Me'ma and the Great Mountain by Lorin Morgan-Richards is about little girl named Me'ma who lives in an oppressed village called Sunken Creek. Faced with removal, Me'ma brings to focus her extraordinary ability to see ghoulish characters who try to help her in overcoming the nightmare she and her people are facing from an evil tyrant. Includes a special foreword by Corine Fairbanks (Oglala Lakota).
A young girl named Me'ma makes a daring escape when the Baron's men invade her village. Aided by a wolf named Bright Eye and her two purple leaf dolls, Xetacu and Tchesue, she heads up the river toward the Great Mountain. Grandfather told her that the land beyond was beautiful, free from all cruelty. Me'ma decides this is the place she longs to settle and sets off with determination.
Along the way, she meets some interesting characters: a man with a head that tilts off, and needs to be held in place (he had been hanged), a woman whose body is split in two, and one half falls off the other when not belted securely (she had been sawed in half), and various mounted, stuffed, and skinned animals who have learned the ability to talk. And finally she meets the Baron and his henchmen, face to face, in a great showdown over the Serpent.
While Me'ma journeys toward the Great Mountain, her overriding concern is the for the native people, plants and animals of the area. Respecting nature comes easily to Me'ma, and she wants everyone to be treated safely and fairly. And since the Baron and the Serpent are the enemies of all, Me'ma particularly wants him stopped. Symbolizing the way native peoples were removed from their land, this story reminds us that nothing good can come from such violence. Me'ma and the Great Mountainis a lesson reminding us of our obligation to treat others with fairness and kindness, allowing all to remain free. Reviewer: Alice Berger
Me'ma and Bright Eye, her wolf companion, lived happily with her grandfather in Sunken Creek, their native village. He taught her about the meaning and value of the purple leaf tree in their lives. But the settlers had arrived and all but destroyed the purple leaf trees, except for those on the Great Mountain. Me'ma also learned she possesses the ability to communicate with animals and the spirit world, a gift from her ancestors. But she does not yet understand it. One terrifying day the evil Baron and his men arrive on horseback and destroy the village and capture the villagers. With the help of Bright Eye, Me'ma escapes with her two purple leaf dolls, Xetacu and Tchesue.
Thus begins Me'ma's amazing journey to find safety and a new life on the Great Mountain. Along the way she meets some unusual characters in the animal and spirit world and discovers the secrets of her own special gift. Adventure flows like a river as the struggles and courage of indigenous people are revealed through the eyes of one brave girl. "Me'ma and the Great Mountain" has plenty of humor and peril and peculiar characters to keep young readers fascinated - maybe even awestruck.
Reviewer: Peggy Tibbetts

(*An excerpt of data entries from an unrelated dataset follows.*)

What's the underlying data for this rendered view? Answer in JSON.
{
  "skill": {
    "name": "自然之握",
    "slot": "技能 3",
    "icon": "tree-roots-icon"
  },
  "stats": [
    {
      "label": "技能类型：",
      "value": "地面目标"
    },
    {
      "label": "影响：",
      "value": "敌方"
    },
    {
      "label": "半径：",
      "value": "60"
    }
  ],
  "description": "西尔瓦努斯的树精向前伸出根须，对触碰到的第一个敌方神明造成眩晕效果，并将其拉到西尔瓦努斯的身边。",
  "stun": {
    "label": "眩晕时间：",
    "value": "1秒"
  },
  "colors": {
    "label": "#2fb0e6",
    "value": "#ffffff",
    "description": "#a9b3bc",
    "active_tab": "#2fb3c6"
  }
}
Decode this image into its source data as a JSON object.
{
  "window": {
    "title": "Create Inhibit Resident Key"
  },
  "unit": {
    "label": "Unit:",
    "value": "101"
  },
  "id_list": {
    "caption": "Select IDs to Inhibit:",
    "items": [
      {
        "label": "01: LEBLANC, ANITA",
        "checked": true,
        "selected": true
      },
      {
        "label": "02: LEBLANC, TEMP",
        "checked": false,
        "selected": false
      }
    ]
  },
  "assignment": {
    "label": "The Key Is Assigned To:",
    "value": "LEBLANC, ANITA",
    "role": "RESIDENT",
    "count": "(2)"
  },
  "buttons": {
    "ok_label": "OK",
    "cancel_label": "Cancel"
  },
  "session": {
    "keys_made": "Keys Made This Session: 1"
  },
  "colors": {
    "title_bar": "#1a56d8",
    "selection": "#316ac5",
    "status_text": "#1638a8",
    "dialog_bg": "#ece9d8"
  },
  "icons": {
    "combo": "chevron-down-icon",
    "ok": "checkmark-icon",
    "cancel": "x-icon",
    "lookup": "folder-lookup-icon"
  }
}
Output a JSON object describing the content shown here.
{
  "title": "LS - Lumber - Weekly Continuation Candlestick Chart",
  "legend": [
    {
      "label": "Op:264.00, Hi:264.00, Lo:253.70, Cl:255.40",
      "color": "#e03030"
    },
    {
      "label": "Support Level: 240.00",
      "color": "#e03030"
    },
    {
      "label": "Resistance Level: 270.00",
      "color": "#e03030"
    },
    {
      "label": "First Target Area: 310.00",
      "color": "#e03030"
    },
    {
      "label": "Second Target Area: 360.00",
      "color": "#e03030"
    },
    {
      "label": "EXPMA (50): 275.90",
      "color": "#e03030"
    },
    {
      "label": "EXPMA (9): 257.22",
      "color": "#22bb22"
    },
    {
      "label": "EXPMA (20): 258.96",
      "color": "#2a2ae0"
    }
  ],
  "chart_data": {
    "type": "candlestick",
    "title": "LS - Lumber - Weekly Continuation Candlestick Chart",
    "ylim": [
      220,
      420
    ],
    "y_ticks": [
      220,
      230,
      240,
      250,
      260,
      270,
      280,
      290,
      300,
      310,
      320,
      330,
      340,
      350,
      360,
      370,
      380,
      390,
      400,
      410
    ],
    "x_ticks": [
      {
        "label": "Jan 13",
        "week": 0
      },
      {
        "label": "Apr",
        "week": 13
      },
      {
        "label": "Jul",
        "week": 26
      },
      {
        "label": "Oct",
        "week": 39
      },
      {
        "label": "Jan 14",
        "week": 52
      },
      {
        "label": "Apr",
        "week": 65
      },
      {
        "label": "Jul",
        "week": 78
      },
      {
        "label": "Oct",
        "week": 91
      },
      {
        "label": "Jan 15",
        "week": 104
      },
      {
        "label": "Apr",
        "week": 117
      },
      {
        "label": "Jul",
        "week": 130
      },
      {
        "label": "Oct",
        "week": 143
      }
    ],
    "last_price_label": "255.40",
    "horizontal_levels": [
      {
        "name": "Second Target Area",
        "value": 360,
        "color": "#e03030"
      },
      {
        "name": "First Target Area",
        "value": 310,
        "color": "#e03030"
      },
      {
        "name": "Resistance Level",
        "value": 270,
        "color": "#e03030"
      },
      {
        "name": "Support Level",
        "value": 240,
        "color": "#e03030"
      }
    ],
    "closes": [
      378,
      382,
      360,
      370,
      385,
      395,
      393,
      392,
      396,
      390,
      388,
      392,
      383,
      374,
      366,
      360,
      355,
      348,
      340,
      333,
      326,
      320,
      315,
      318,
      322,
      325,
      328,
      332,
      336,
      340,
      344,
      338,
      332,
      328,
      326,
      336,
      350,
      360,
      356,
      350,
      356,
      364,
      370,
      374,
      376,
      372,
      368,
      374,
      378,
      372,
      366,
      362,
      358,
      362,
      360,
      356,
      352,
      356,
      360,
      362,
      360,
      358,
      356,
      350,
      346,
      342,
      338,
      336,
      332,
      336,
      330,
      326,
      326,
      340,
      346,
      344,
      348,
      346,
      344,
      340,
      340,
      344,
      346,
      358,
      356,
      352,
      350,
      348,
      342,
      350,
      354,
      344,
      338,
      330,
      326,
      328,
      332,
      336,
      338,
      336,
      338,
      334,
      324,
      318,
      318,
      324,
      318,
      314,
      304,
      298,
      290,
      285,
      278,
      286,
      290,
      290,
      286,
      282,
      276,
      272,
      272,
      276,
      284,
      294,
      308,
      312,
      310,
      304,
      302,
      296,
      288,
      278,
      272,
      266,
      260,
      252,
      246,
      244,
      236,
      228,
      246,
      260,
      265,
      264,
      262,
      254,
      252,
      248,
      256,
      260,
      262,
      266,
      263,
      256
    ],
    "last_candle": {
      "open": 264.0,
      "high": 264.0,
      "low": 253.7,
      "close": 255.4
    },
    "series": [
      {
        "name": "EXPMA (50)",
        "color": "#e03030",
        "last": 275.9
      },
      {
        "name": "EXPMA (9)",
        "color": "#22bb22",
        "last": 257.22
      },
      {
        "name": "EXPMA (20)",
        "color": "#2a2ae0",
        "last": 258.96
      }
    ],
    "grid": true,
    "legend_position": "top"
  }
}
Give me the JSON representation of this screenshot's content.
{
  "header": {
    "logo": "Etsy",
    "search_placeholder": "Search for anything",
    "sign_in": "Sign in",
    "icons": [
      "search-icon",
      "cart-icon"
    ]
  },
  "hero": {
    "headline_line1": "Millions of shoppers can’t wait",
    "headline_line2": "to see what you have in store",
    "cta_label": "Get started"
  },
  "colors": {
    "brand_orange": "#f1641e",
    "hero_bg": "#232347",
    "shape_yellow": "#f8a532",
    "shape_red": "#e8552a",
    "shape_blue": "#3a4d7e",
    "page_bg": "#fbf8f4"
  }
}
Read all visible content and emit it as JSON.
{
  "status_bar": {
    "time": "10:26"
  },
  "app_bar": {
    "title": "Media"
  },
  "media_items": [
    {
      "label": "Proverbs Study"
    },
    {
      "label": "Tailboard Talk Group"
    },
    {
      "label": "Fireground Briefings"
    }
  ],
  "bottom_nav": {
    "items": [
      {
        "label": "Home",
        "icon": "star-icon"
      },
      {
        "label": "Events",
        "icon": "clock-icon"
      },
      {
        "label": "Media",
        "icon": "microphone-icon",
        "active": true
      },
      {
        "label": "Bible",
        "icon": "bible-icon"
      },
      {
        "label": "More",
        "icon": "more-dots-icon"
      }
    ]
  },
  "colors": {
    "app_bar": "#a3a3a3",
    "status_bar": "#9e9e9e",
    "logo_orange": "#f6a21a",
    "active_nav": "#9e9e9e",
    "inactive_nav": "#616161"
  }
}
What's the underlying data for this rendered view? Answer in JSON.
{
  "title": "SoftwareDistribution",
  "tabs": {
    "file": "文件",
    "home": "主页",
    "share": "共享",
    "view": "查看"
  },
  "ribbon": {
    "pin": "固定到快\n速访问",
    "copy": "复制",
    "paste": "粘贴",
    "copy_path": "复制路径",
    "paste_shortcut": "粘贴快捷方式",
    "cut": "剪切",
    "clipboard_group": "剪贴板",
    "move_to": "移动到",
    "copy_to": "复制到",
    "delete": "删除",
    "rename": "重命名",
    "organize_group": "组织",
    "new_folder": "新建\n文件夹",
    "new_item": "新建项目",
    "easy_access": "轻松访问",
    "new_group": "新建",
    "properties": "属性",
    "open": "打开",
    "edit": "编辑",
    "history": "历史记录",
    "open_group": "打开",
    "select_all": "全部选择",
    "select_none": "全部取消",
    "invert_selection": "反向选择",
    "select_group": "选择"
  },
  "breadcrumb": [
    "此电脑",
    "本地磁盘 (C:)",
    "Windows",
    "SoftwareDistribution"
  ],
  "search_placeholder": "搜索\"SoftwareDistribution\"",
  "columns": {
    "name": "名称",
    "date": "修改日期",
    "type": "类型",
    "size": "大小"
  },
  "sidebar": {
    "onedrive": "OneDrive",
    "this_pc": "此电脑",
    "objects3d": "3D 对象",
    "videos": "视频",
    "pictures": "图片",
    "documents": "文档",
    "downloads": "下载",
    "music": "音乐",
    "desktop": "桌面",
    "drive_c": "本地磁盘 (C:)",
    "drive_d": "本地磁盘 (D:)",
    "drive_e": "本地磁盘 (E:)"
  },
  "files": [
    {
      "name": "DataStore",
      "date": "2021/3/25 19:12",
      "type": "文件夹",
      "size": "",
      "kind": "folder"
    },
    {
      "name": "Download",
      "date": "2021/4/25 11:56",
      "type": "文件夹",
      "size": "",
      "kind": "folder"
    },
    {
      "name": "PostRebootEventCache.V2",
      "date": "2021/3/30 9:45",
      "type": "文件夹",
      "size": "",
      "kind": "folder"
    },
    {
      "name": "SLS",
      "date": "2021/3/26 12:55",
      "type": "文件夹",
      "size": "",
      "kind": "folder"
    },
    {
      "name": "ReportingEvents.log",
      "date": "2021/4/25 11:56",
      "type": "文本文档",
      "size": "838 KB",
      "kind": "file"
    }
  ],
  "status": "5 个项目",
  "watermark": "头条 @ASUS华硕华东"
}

The book is a heroic quest set against the backdrop of destructive colonialism, as a young girl is forced to flee her village home in the wake of greedy settlers mining in the nearby mountains. Here, the author represents vast numbers of real life displaced and annihilated indigenous people, but told through the eyes of a little girl named Me'ma. Morgan-Richards knows the best fantasy fiction isn't safe. His story tackles mature themes in a way that's accessible to youngsters, but doesn't candy-coat the topic. The author presents his themes3/4colonialism, exploitation, and environmentalism3/4in a graspable manner using fantastical characters and creatures. His world is one in which noble animals speak, and humans are often monstrous beasts.
While sophisticated youngsters can easily digest the adventure story, it also gives them much to think about in terms of responsible stewardship of the Earth and its inhabitants. To say that the author's ultimate goal is to instill empathy would not be far-fetched. Me'ma is a young villager from Sunken Creek, forced to flee when settlers destroy her home. Accompanied by her pint-sized living dolls, Xetacu and Tchesue, she sets off on a journey beyond the Great Mountain that overlooks their village. Me'ma and her companions hope to find safety beyond the mountain, but must brave the treacherous path through the grand purple mountain to get there. On the way they encounter many strange characters, some benevolent, others not to be trusted. Me'ma must also face the evil Baron, the man responsible for destroying her peoples' way of life. Only Me'ma's resolve can ensure that she and her companions overcome threatening obstacles to reach their destination. Although the story is suitable for children, the author's use of whimsical descriptions and simple dialogue never panders to his audience.
At times, Me'ma's journey gets a bit frightening. It would be best for especially sensitive kids if this story were shared with an adult. The world around the Great Mountain may be fantasy, but it's also very similar to our own. The Baron's settlers, in their haste to get rich, destroy the ecosystem and enslave the villagers. The symptoms of their way of life are stealing, lying, and violence. A train is seen as a large and hungry serpent, one that brings more settlers in as it takes resources out. It's certainly dark material, yet the author is able to find a successful balance to keep the story from being a discouraging bummer.